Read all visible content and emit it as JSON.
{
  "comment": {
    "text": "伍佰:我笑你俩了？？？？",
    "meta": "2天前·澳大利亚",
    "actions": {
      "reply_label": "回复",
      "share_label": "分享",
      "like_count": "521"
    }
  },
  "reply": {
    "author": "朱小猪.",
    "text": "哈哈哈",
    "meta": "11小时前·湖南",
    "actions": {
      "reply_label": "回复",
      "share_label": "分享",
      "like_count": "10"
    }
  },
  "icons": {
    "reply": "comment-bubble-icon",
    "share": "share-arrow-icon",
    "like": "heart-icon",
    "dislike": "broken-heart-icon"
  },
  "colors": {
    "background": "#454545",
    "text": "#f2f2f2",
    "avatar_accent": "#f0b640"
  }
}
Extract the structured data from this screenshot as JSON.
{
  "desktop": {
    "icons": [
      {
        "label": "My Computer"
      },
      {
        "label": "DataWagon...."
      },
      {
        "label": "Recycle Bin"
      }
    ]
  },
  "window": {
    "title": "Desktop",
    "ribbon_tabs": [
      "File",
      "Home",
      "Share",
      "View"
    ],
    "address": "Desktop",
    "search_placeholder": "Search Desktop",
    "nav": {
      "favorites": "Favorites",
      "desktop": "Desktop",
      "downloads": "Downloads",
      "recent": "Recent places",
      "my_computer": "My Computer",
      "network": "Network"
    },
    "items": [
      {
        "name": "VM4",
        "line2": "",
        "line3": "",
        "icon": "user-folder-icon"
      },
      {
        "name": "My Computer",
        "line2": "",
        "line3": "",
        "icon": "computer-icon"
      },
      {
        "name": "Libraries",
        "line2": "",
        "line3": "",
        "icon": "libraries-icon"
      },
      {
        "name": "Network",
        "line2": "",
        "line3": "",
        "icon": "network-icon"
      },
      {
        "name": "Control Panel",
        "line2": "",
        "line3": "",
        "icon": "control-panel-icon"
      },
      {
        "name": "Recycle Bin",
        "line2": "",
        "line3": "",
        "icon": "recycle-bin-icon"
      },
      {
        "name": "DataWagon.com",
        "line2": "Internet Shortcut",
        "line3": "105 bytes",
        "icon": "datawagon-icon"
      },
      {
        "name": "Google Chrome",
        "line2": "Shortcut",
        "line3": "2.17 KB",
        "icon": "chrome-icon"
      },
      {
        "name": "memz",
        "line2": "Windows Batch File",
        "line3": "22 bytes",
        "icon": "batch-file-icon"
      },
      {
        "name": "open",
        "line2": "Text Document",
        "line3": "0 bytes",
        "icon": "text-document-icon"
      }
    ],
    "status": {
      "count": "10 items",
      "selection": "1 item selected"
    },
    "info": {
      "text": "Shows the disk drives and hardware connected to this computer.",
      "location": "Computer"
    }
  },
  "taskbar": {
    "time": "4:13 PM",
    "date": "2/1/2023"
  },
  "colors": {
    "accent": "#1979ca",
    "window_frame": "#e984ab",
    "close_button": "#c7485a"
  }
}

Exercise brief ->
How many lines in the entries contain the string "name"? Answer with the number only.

Exercise output ->
10